Work order>
Your task is to find every line in the records that holds the string "label" and copy it.

Data about app and page elements>
=== Begin Enclosure ===

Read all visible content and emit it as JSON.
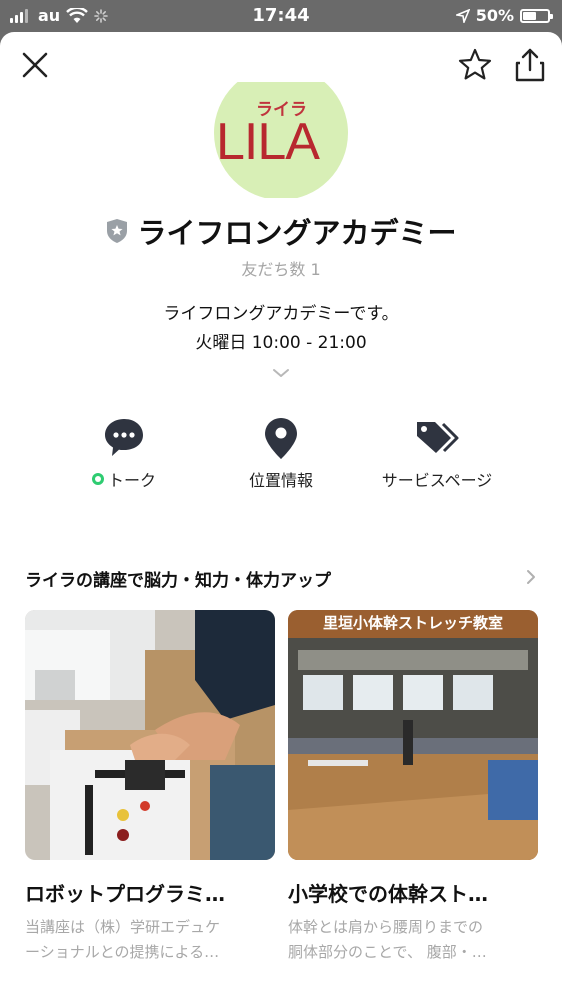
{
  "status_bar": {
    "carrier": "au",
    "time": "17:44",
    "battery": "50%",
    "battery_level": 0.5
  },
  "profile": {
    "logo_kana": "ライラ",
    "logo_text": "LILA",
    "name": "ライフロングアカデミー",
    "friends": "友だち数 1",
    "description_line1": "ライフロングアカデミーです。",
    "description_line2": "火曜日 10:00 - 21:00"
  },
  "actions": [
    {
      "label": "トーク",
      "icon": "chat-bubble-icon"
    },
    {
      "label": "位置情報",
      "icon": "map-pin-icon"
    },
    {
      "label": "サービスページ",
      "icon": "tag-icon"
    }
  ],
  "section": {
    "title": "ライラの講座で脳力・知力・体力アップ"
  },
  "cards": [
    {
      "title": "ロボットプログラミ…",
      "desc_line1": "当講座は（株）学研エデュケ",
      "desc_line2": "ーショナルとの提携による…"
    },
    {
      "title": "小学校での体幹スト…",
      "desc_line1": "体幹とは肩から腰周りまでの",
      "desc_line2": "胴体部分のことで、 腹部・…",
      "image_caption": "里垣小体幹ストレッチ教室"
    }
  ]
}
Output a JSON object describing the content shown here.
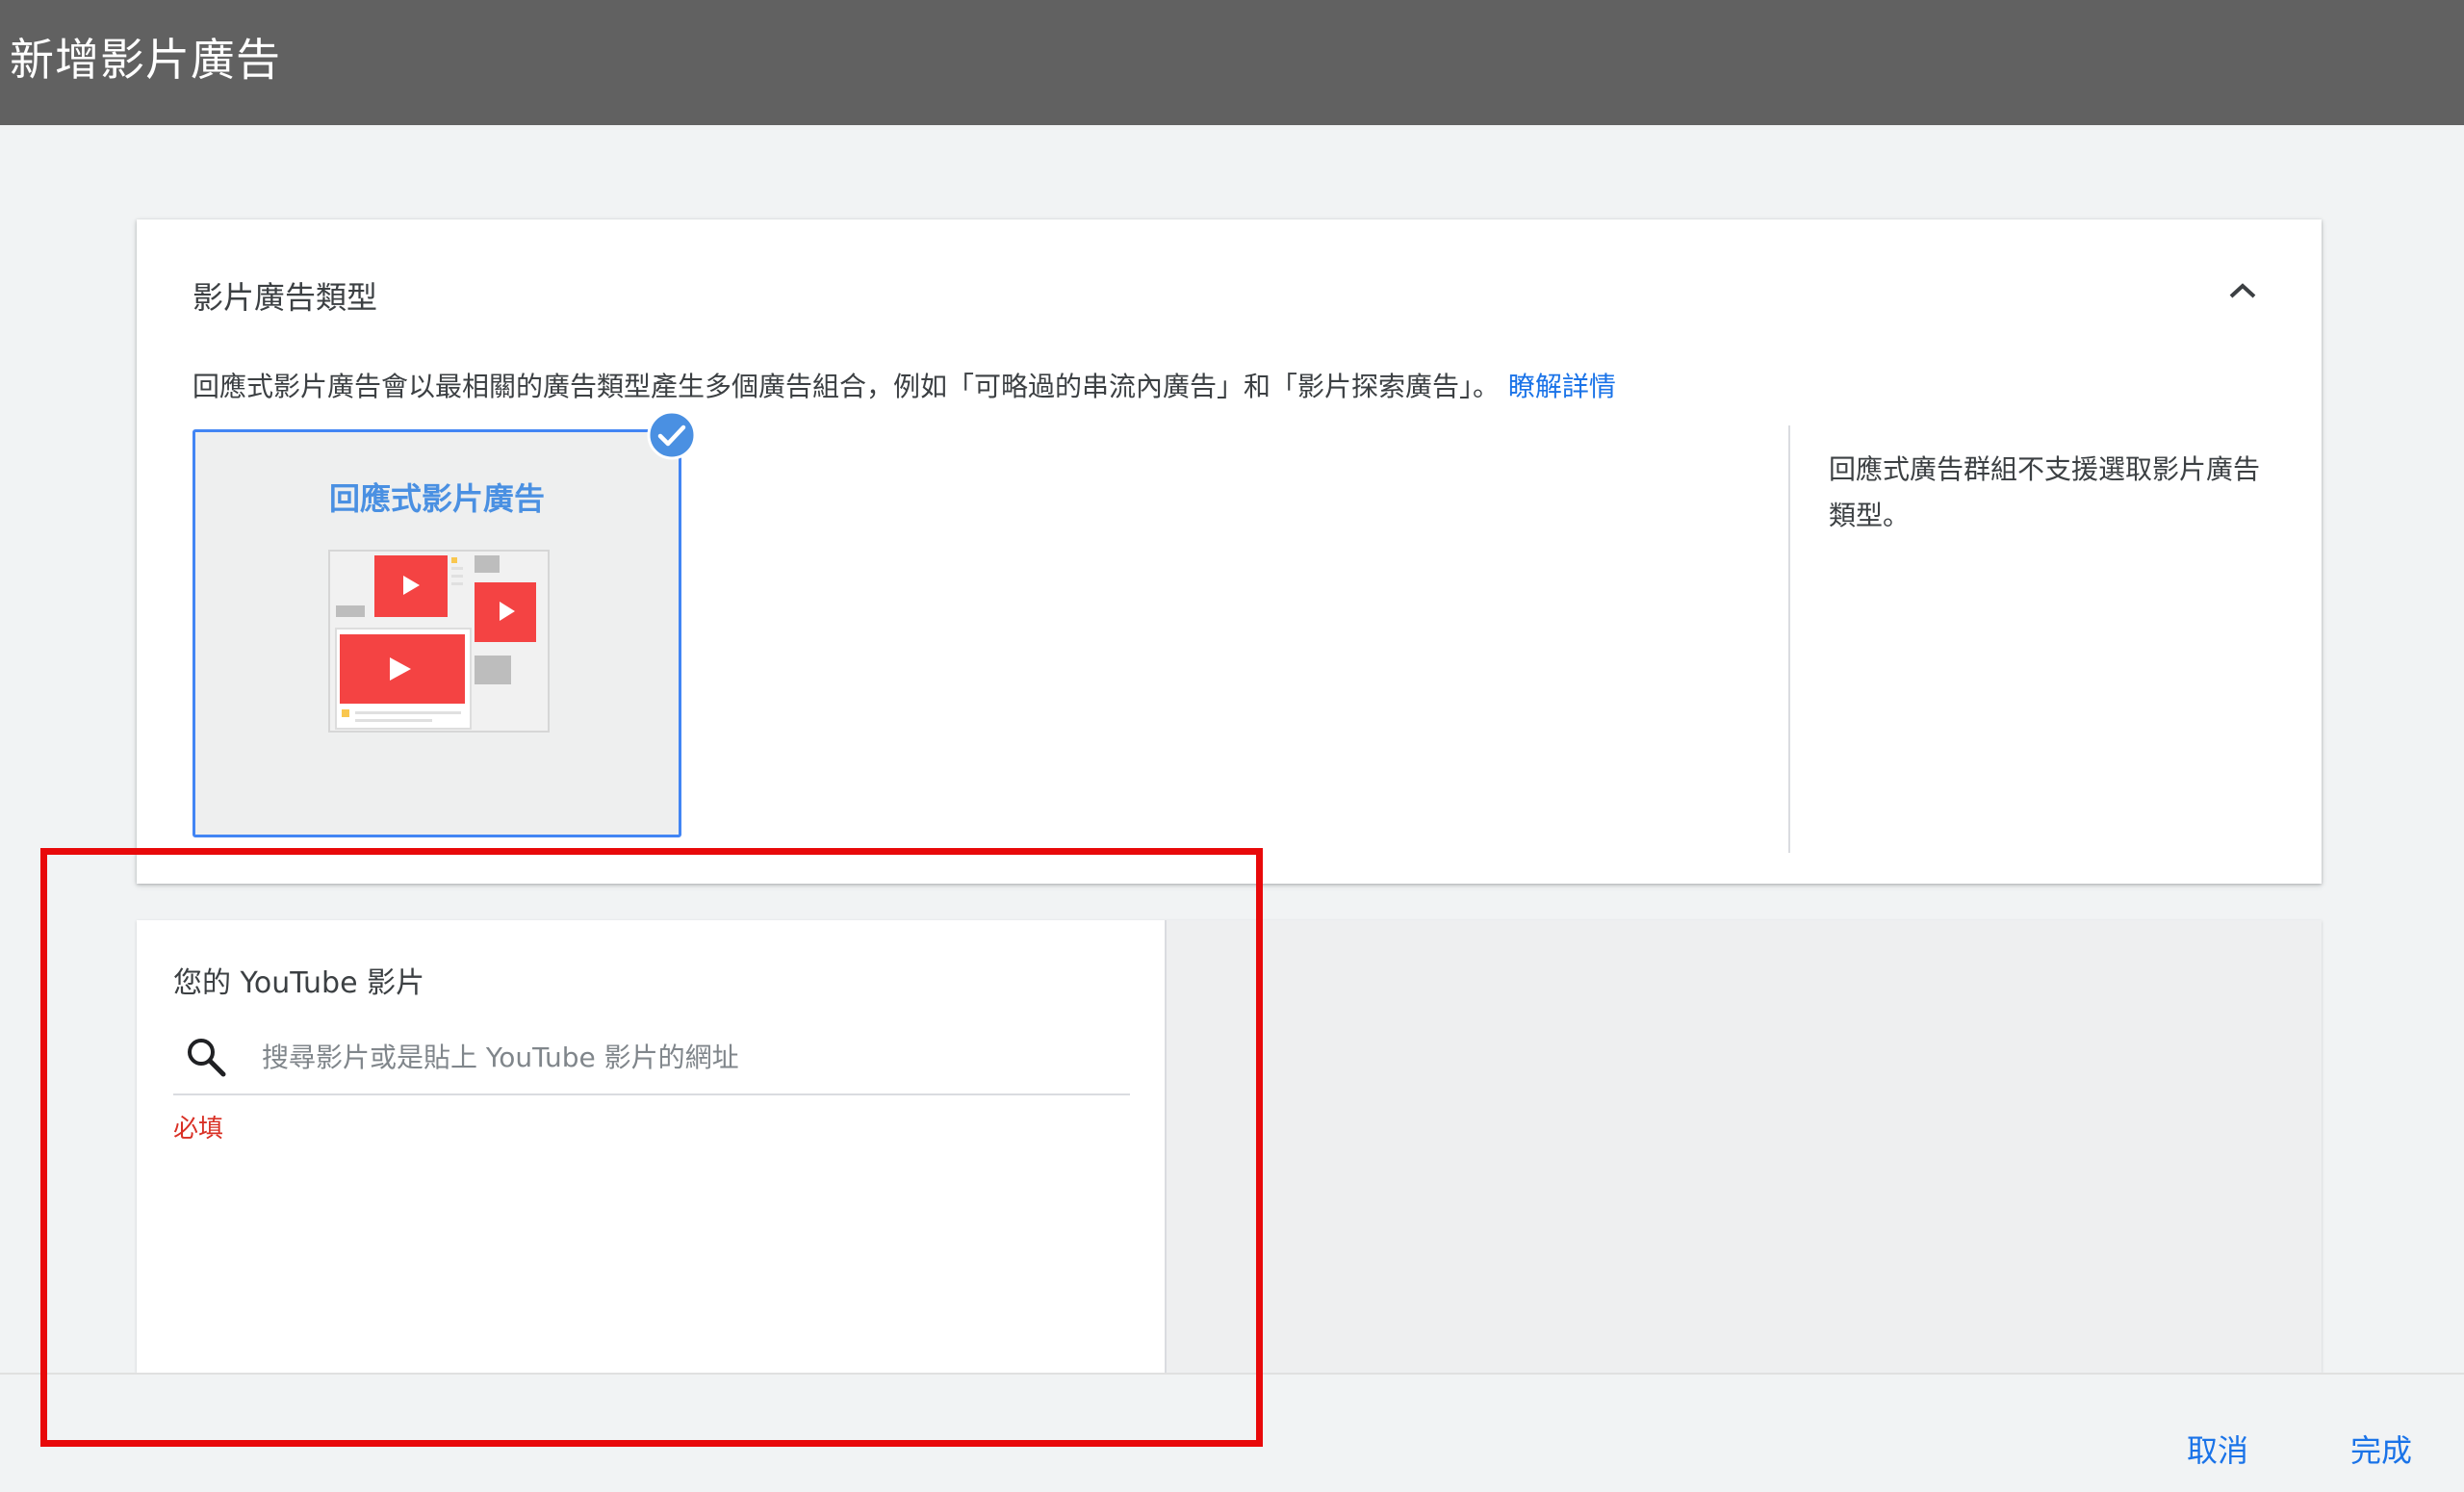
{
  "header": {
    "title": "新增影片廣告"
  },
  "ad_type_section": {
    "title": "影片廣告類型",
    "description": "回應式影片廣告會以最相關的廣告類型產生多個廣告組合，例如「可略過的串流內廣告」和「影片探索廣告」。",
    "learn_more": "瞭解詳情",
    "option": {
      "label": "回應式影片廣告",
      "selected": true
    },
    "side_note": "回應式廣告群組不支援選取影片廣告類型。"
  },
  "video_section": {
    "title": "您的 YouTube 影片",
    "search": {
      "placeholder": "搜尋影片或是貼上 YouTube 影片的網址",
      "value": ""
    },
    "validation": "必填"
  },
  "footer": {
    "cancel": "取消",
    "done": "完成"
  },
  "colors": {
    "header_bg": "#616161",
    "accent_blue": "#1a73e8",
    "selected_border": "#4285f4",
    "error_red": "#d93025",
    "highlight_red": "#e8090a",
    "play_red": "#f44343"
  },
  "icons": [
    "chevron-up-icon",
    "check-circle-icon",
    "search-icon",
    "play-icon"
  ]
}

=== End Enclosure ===

Response for this exercise>
      "label": "トーク",
      "label": "位置情報",
      "label": "サービスページ",
      "label": "回應式影片廣告",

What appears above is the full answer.